What needs to be done » Provide the entries once more, identical in every word.
Information shown below:
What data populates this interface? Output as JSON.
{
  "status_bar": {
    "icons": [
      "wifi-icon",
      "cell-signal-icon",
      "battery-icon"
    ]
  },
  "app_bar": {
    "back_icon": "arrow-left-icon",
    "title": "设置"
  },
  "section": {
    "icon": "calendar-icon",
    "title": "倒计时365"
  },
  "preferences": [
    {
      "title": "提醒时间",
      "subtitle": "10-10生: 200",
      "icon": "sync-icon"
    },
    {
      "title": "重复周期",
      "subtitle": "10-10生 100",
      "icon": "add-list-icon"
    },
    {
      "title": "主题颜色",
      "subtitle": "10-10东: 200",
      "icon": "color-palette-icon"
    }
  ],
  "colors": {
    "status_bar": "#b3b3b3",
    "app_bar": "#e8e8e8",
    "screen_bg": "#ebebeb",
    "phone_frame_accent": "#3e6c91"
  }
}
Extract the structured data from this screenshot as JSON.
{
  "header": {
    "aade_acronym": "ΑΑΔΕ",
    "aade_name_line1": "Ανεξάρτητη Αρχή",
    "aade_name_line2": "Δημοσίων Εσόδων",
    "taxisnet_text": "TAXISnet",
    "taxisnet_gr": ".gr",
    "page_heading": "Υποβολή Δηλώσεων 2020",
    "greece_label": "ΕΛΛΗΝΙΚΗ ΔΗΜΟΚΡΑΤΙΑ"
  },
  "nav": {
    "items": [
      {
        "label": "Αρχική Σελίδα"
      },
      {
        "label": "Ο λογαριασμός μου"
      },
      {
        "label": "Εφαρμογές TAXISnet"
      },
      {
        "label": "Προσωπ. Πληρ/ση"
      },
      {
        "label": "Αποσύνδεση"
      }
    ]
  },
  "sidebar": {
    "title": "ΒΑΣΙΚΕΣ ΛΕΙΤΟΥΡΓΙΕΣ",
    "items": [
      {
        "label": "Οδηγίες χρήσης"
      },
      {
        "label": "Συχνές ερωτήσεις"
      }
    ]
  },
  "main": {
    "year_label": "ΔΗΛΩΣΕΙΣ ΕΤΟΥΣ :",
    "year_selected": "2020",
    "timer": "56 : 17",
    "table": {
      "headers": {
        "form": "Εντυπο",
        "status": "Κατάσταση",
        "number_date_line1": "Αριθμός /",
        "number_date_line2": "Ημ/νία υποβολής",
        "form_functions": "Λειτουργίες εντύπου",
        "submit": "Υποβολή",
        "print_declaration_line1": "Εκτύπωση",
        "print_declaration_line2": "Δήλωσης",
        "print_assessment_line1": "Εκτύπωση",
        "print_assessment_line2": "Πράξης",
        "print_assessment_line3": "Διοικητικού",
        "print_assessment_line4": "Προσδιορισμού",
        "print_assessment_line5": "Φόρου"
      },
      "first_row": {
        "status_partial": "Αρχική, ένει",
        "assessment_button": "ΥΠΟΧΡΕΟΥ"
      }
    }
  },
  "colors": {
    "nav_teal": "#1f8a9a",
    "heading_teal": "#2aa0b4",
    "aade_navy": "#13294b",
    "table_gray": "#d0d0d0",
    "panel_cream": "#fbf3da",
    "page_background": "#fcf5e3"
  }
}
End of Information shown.
Task response »
What data populates this interface? Output as JSON.
{
  "status_bar": {
    "icons": [
      "wifi-icon",
      "cell-signal-icon",
      "battery-icon"
    ]
  },
  "app_bar": {
    "back_icon": "arrow-left-icon",
    "title": "设置"
  },
  "section": {
    "icon": "calendar-icon",
    "title": "倒计时365"
  },
  "preferences": [
    {
      "title": "提醒时间",
      "subtitle": "10-10生: 200",
      "icon": "sync-icon"
    },
    {
      "title": "重复周期",
      "subtitle": "10-10生 100",
      "icon": "add-list-icon"
    },
    {
      "title": "主题颜色",
      "subtitle": "10-10东: 200",
      "icon": "color-palette-icon"
    }
  ],
  "colors": {
    "status_bar": "#b3b3b3",
    "app_bar": "#e8e8e8",
    "screen_bg": "#ebebeb",
    "phone_frame_accent": "#3e6c91"
  }
}
Extract the structured data from this screenshot as JSON.
{
  "header": {
    "aade_acronym": "ΑΑΔΕ",
    "aade_name_line1": "Ανεξάρτητη Αρχή",
    "aade_name_line2": "Δημοσίων Εσόδων",
    "taxisnet_text": "TAXISnet",
    "taxisnet_gr": ".gr",
    "page_heading": "Υποβολή Δηλώσεων 2020",
    "greece_label": "ΕΛΛΗΝΙΚΗ ΔΗΜΟΚΡΑΤΙΑ"
  },
  "nav": {
    "items": [
      {
        "label": "Αρχική Σελίδα"
      },
      {
        "label": "Ο λογαριασμός μου"
      },
      {
        "label": "Εφαρμογές TAXISnet"
      },
      {
        "label": "Προσωπ. Πληρ/ση"
      },
      {
        "label": "Αποσύνδεση"
      }
    ]
  },
  "sidebar": {
    "title": "ΒΑΣΙΚΕΣ ΛΕΙΤΟΥΡΓΙΕΣ",
    "items": [
      {
        "label": "Οδηγίες χρήσης"
      },
      {
        "label": "Συχνές ερωτήσεις"
      }
    ]
  },
  "main": {
    "year_label": "ΔΗΛΩΣΕΙΣ ΕΤΟΥΣ :",
    "year_selected": "2020",
    "timer": "56 : 17",
    "table": {
      "headers": {
        "form": "Εντυπο",
        "status": "Κατάσταση",
        "number_date_line1": "Αριθμός /",
        "number_date_line2": "Ημ/νία υποβολής",
        "form_functions": "Λειτουργίες εντύπου",
        "submit": "Υποβολή",
        "print_declaration_line1": "Εκτύπωση",
        "print_declaration_line2": "Δήλωσης",
        "print_assessment_line1": "Εκτύπωση",
        "print_assessment_line2": "Πράξης",
        "print_assessment_line3": "Διοικητικού",
        "print_assessment_line4": "Προσδιορισμού",
        "print_assessment_line5": "Φόρου"
      },
      "first_row": {
        "status_partial": "Αρχική, ένει",
        "assessment_button": "ΥΠΟΧΡΕΟΥ"
      }
    }
  },
  "colors": {
    "nav_teal": "#1f8a9a",
    "heading_teal": "#2aa0b4",
    "aade_navy": "#13294b",
    "table_gray": "#d0d0d0",
    "panel_cream": "#fbf3da",
    "page_background": "#fcf5e3"
  }
}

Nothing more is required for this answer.